Each entry below must appear in the output exactly as written.

*** RECORDS FOR THE EXERCISE Section Begins ***

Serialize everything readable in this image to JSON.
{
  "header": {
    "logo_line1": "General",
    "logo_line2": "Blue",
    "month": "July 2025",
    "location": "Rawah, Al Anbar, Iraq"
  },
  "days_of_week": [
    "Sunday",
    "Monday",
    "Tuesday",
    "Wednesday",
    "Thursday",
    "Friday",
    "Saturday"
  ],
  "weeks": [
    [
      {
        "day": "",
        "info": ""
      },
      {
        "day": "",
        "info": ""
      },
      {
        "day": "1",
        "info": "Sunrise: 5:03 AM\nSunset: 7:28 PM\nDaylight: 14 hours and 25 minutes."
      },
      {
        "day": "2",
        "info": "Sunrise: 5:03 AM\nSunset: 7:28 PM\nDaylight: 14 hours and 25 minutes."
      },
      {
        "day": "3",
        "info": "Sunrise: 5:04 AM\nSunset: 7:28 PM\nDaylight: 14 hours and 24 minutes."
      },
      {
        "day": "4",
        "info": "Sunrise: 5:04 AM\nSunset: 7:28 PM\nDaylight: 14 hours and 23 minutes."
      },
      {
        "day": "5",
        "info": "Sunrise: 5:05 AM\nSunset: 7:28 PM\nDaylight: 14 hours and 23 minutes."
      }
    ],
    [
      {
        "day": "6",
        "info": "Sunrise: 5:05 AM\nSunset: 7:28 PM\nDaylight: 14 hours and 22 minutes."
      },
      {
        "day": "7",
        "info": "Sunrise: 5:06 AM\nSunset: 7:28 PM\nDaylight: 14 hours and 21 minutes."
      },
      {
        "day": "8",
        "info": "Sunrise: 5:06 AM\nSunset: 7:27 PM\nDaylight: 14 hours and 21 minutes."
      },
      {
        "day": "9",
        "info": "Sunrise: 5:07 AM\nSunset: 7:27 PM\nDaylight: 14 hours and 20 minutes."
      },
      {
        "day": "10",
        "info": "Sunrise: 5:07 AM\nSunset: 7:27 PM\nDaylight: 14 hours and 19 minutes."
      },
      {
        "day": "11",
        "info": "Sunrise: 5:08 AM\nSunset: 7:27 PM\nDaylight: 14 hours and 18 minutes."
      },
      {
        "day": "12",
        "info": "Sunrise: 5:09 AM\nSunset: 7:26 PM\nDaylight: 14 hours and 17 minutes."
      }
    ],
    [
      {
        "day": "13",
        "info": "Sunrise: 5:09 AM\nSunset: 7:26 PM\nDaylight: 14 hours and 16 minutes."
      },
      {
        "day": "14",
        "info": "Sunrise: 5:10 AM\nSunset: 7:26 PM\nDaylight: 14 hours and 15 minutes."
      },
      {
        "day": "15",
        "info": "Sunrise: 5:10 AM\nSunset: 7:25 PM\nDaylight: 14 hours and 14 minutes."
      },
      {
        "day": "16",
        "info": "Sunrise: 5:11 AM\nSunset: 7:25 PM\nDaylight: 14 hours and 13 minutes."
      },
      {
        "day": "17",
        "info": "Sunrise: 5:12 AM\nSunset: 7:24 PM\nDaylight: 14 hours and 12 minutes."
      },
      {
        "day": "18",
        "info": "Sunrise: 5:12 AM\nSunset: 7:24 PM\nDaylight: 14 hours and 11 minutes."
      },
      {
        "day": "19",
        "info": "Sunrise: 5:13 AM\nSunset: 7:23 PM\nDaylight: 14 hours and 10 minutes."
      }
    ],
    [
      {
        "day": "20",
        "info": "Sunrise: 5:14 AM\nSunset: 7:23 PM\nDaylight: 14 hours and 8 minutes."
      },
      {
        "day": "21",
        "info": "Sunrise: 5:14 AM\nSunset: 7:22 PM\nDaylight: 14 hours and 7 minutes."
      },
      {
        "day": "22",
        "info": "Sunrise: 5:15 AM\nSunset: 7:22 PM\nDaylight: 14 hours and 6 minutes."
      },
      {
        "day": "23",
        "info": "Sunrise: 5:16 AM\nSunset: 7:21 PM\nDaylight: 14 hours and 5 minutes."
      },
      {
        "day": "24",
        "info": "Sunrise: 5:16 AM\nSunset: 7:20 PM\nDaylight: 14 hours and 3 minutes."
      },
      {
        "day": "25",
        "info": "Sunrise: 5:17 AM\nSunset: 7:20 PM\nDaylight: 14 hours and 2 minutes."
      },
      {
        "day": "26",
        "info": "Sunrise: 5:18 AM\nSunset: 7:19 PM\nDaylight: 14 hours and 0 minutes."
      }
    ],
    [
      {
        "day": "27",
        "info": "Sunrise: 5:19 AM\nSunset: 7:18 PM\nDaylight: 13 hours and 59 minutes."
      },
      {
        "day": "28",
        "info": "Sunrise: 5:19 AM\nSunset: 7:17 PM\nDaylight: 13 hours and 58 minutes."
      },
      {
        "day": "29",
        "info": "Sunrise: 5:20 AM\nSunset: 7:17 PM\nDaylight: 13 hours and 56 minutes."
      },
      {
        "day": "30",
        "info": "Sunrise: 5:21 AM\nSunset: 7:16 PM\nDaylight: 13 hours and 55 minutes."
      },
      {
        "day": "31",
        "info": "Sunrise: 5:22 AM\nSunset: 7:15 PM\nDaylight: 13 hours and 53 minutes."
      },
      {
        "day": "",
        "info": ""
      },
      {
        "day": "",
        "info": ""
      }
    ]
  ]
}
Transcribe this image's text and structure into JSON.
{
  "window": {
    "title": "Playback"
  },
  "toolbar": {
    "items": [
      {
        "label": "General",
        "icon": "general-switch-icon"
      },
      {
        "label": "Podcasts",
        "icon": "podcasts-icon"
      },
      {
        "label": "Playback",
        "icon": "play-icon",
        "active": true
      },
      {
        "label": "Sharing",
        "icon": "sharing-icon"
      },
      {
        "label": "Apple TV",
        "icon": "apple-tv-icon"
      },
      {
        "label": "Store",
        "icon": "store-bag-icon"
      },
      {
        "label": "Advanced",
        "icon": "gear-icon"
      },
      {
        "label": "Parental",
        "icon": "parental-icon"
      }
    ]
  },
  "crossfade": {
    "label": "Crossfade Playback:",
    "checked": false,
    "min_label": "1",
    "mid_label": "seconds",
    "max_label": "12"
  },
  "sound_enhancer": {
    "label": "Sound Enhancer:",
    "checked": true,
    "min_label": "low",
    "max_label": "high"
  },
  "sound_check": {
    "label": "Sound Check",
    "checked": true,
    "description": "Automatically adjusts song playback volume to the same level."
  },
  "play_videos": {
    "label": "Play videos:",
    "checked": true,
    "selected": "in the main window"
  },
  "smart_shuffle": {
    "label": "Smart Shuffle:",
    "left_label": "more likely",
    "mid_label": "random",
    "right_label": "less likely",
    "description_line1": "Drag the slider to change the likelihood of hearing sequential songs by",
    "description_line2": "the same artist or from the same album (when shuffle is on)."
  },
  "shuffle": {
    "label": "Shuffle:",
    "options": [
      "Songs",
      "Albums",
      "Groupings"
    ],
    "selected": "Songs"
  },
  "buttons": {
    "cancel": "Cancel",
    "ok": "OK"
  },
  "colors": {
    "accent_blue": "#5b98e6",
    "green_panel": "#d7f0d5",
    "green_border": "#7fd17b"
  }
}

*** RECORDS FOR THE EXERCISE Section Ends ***

→ REPLY TO THE TASK:
Serialize everything readable in this image to JSON.
{
  "header": {
    "logo_line1": "General",
    "logo_line2": "Blue",
    "month": "July 2025",
    "location": "Rawah, Al Anbar, Iraq"
  },
  "days_of_week": [
    "Sunday",
    "Monday",
    "Tuesday",
    "Wednesday",
    "Thursday",
    "Friday",
    "Saturday"
  ],
  "weeks": [
    [
      {
        "day": "",
        "info": ""
      },
      {
        "day": "",
        "info": ""
      },
      {
        "day": "1",
        "info": "Sunrise: 5:03 AM\nSunset: 7:28 PM\nDaylight: 14 hours and 25 minutes."
      },
      {
        "day": "2",
        "info": "Sunrise: 5:03 AM\nSunset: 7:28 PM\nDaylight: 14 hours and 25 minutes."
      },
      {
        "day": "3",
        "info": "Sunrise: 5:04 AM\nSunset: 7:28 PM\nDaylight: 14 hours and 24 minutes."
      },
      {
        "day": "4",
        "info": "Sunrise: 5:04 AM\nSunset: 7:28 PM\nDaylight: 14 hours and 23 minutes."
      },
      {
        "day": "5",
        "info": "Sunrise: 5:05 AM\nSunset: 7:28 PM\nDaylight: 14 hours and 23 minutes."
      }
    ],
    [
      {
        "day": "6",
        "info": "Sunrise: 5:05 AM\nSunset: 7:28 PM\nDaylight: 14 hours and 22 minutes."
      },
      {
        "day": "7",
        "info": "Sunrise: 5:06 AM\nSunset: 7:28 PM\nDaylight: 14 hours and 21 minutes."
      },
      {
        "day": "8",
        "info": "Sunrise: 5:06 AM\nSunset: 7:27 PM\nDaylight: 14 hours and 21 minutes."
      },
      {
        "day": "9",
        "info": "Sunrise: 5:07 AM\nSunset: 7:27 PM\nDaylight: 14 hours and 20 minutes."
      },
      {
        "day": "10",
        "info": "Sunrise: 5:07 AM\nSunset: 7:27 PM\nDaylight: 14 hours and 19 minutes."
      },
      {
        "day": "11",
        "info": "Sunrise: 5:08 AM\nSunset: 7:27 PM\nDaylight: 14 hours and 18 minutes."
      },
      {
        "day": "12",
        "info": "Sunrise: 5:09 AM\nSunset: 7:26 PM\nDaylight: 14 hours and 17 minutes."
      }
    ],
    [
      {
        "day": "13",
        "info": "Sunrise: 5:09 AM\nSunset: 7:26 PM\nDaylight: 14 hours and 16 minutes."
      },
      {
        "day": "14",
        "info": "Sunrise: 5:10 AM\nSunset: 7:26 PM\nDaylight: 14 hours and 15 minutes."
      },
      {
        "day": "15",
        "info": "Sunrise: 5:10 AM\nSunset: 7:25 PM\nDaylight: 14 hours and 14 minutes."
      },
      {
        "day": "16",
        "info": "Sunrise: 5:11 AM\nSunset: 7:25 PM\nDaylight: 14 hours and 13 minutes."
      },
      {
        "day": "17",
        "info": "Sunrise: 5:12 AM\nSunset: 7:24 PM\nDaylight: 14 hours and 12 minutes."
      },
      {
        "day": "18",
        "info": "Sunrise: 5:12 AM\nSunset: 7:24 PM\nDaylight: 14 hours and 11 minutes."
      },
      {
        "day": "19",
        "info": "Sunrise: 5:13 AM\nSunset: 7:23 PM\nDaylight: 14 hours and 10 minutes."
      }
    ],
    [
      {
        "day": "20",
        "info": "Sunrise: 5:14 AM\nSunset: 7:23 PM\nDaylight: 14 hours and 8 minutes."
      },
      {
        "day": "21",
        "info": "Sunrise: 5:14 AM\nSunset: 7:22 PM\nDaylight: 14 hours and 7 minutes."
      },
      {
        "day": "22",
        "info": "Sunrise: 5:15 AM\nSunset: 7:22 PM\nDaylight: 14 hours and 6 minutes."
      },
      {
        "day": "23",
        "info": "Sunrise: 5:16 AM\nSunset: 7:21 PM\nDaylight: 14 hours and 5 minutes."
      },
      {
        "day": "24",
        "info": "Sunrise: 5:16 AM\nSunset: 7:20 PM\nDaylight: 14 hours and 3 minutes."
      },
      {
        "day": "25",
        "info": "Sunrise: 5:17 AM\nSunset: 7:20 PM\nDaylight: 14 hours and 2 minutes."
      },
      {
        "day": "26",
        "info": "Sunrise: 5:18 AM\nSunset: 7:19 PM\nDaylight: 14 hours and 0 minutes."
      }
    ],
    [
      {
        "day": "27",
        "info": "Sunrise: 5:19 AM\nSunset: 7:18 PM\nDaylight: 13 hours and 59 minutes."
      },
      {
        "day": "28",
        "info": "Sunrise: 5:19 AM\nSunset: 7:17 PM\nDaylight: 13 hours and 58 minutes."
      },
      {
        "day": "29",
        "info": "Sunrise: 5:20 AM\nSunset: 7:17 PM\nDaylight: 13 hours and 56 minutes."
      },
      {
        "day": "30",
        "info": "Sunrise: 5:21 AM\nSunset: 7:16 PM\nDaylight: 13 hours and 55 minutes."
      },
      {
        "day": "31",
        "info": "Sunrise: 5:22 AM\nSunset: 7:15 PM\nDaylight: 13 hours and 53 minutes."
      },
      {
        "day": "",
        "info": ""
      },
      {
        "day": "",
        "info": ""
      }
    ]
  ]
}
Transcribe this image's text and structure into JSON.
{
  "window": {
    "title": "Playback"
  },
  "toolbar": {
    "items": [
      {
        "label": "General",
        "icon": "general-switch-icon"
      },
      {
        "label": "Podcasts",
        "icon": "podcasts-icon"
      },
      {
        "label": "Playback",
        "icon": "play-icon",
        "active": true
      },
      {
        "label": "Sharing",
        "icon": "sharing-icon"
      },
      {
        "label": "Apple TV",
        "icon": "apple-tv-icon"
      },
      {
        "label": "Store",
        "icon": "store-bag-icon"
      },
      {
        "label": "Advanced",
        "icon": "gear-icon"
      },
      {
        "label": "Parental",
        "icon": "parental-icon"
      }
    ]
  },
  "crossfade": {
    "label": "Crossfade Playback:",
    "checked": false,
    "min_label": "1",
    "mid_label": "seconds",
    "max_label": "12"
  },
  "sound_enhancer": {
    "label": "Sound Enhancer:",
    "checked": true,
    "min_label": "low",
    "max_label": "high"
  },
  "sound_check": {
    "label": "Sound Check",
    "checked": true,
    "description": "Automatically adjusts song playback volume to the same level."
  },
  "play_videos": {
    "label": "Play videos:",
    "checked": true,
    "selected": "in the main window"
  },
  "smart_shuffle": {
    "label": "Smart Shuffle:",
    "left_label": "more likely",
    "mid_label": "random",
    "right_label": "less likely",
    "description_line1": "Drag the slider to change the likelihood of hearing sequential songs by",
    "description_line2": "the same artist or from the same album (when shuffle is on)."
  },
  "shuffle": {
    "label": "Shuffle:",
    "options": [
      "Songs",
      "Albums",
      "Groupings"
    ],
    "selected": "Songs"
  },
  "buttons": {
    "cancel": "Cancel",
    "ok": "OK"
  },
  "colors": {
    "accent_blue": "#5b98e6",
    "green_panel": "#d7f0d5",
    "green_border": "#7fd17b"
  }
}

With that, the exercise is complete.